Request for Military Records
Qualifying for Benefits
To qualify for benefits you must have proof of discharge from your service. If you have misplaced your discharge you can order a copy. Personnel and Medical records may have information in them that will help support your claim. Request your personnel and / or medical records here.
Recent military service and medical records are not online. However, most veterans and their next of kin can obtain free copies of their DD-214 (Report of Separation for the U.S. Armed Forces) and the following military service records:
- Official Military Personnel File (OMPF)
- Replacement Medals
- Medical and Health Records
- Burials and Emergency Requests
- Natural Disaster Requests
Further Expansion of Onsite Workforce at the National Personnel Records Center (NPRC) is underway
* Due to the COVID-19 pandemic, the NPRC has been closed and only completing emergency requests. As of March 29, 2021, the NPRC increased its on-site staffing to 25% of the workforce. While they continue to increase their on-site staffing, they will be still servicing requests associated with medical treatments, burials, and homeless veterans seeking admittance to a homeless shelter. Please refrain from submitting non-emergency requests such as replacement medals, administrative corrections, or records research until they can return to pre-COVID staffing levels.
What is I am not the veteran or next-of-kin? Can I still access files?
It depends on the date the service member separated from the military. Military personnel records are open to the public 62 years after they leave the military. (To calculate this, take the current year and subtract 62.) Records of any veteran who separated from the military 62 (or more) years ago can be ordered by anyone for a copying fee (detailed below under "cost").
But what if it's been less than 62 years?
Records of individuals who left service less than 62 years ago are subject to restrictions and only limited information or copies may be released to the general public within the provisions of the law. The Freedom of Information Act (FOIA) and Privacy Act provide balance between the right of the public to obtain information military service records and the right of the former military service member to protect his or her privacy. See Federal Records Center Program to access these records.
Cost: Most basic requirements are free but it depends on the discharge date.

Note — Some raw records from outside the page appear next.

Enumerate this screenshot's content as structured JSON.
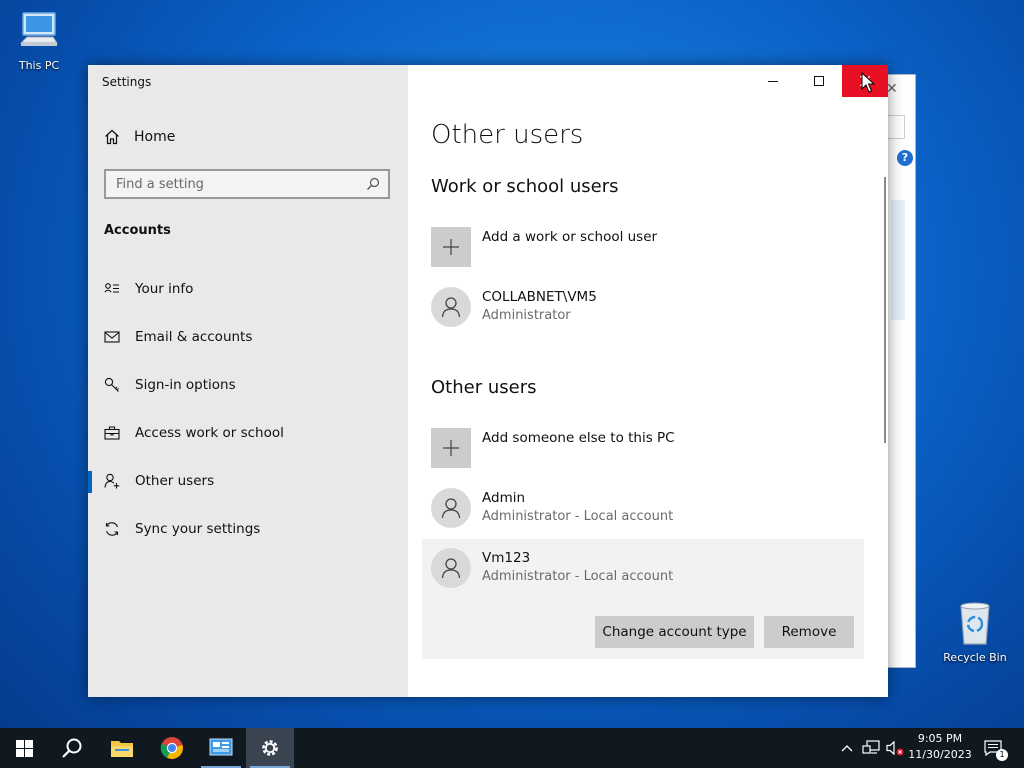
{
  "desktop": {
    "icons": [
      {
        "label": "This PC",
        "icon": "computer-icon"
      },
      {
        "label": "Recycle Bin",
        "icon": "recycle-bin-icon"
      }
    ]
  },
  "window": {
    "title": "Settings",
    "controls": {
      "minimize": "minimize-icon",
      "maximize": "maximize-icon",
      "close": "close-icon"
    }
  },
  "sidebar": {
    "home_label": "Home",
    "search_placeholder": "Find a setting",
    "category": "Accounts",
    "items": [
      {
        "label": "Your info",
        "icon": "person-card-icon",
        "active": false
      },
      {
        "label": "Email & accounts",
        "icon": "mail-icon",
        "active": false
      },
      {
        "label": "Sign-in options",
        "icon": "key-icon",
        "active": false
      },
      {
        "label": "Access work or school",
        "icon": "briefcase-icon",
        "active": false
      },
      {
        "label": "Other users",
        "icon": "person-add-icon",
        "active": true
      },
      {
        "label": "Sync your settings",
        "icon": "sync-icon",
        "active": false
      }
    ]
  },
  "main": {
    "title": "Other users",
    "work_section": {
      "heading": "Work or school users",
      "add_label": "Add a work or school user",
      "accounts": [
        {
          "name": "COLLABNET\\VM5",
          "role": "Administrator"
        }
      ]
    },
    "other_section": {
      "heading": "Other users",
      "add_label": "Add someone else to this PC",
      "accounts": [
        {
          "name": "Admin",
          "role": "Administrator - Local account"
        },
        {
          "name": "Vm123",
          "role": "Administrator - Local account"
        }
      ]
    },
    "buttons": {
      "change_account_type": "Change account type",
      "remove": "Remove"
    }
  },
  "taskbar": {
    "apps": [
      "start-icon",
      "search-icon",
      "file-explorer-icon",
      "chrome-icon",
      "control-panel-icon",
      "settings-gear-icon"
    ],
    "clock_time": "9:05 PM",
    "clock_date": "11/30/2023",
    "notification_count": "1"
  },
  "colors": {
    "accent": "#0067c0",
    "close_hover": "#e81123",
    "taskbar": "#101820"
  }
}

Generally, there is no charge for basic military personnel and medical record information provided to veterans, next of kin and authorized representatives from Federal (non-archival) records.
Some companies advertise DD-214 research services and will charge a fee obtaining copies. This is provided as a free service by your Nevada County Veterans Services Office services (as are all services provided).
There is a fee for records that are considered "Archival", which depends on the discharge date. If the request is made 62 years after the service member's separation from the military, the records are now open to the public and subject to the public fee schedule (44 U.S.C. 2116c and 44 U.S.C. 2307). This is a rolling date, the current year minus 62 years.
These archival requests require the purchase of the COMPLETE photocopy of the Official Military Personnel File (OMPF):
- A routine OMPF's of 5 pages or less: $25 flat fee
- A routine OMPF of 6 pages or more: $70 flat fee (Most OMPF's fall in this category)
- Persons of Exceptional Prominence (PEP) OMPF: $80 cents per page ($20 minimum)
*Please note: if your request involves a service fee, you will be notified as soon as that determination is made. Service fees are charged directly from the National Personnel Records Center and they will contact the applicant directly.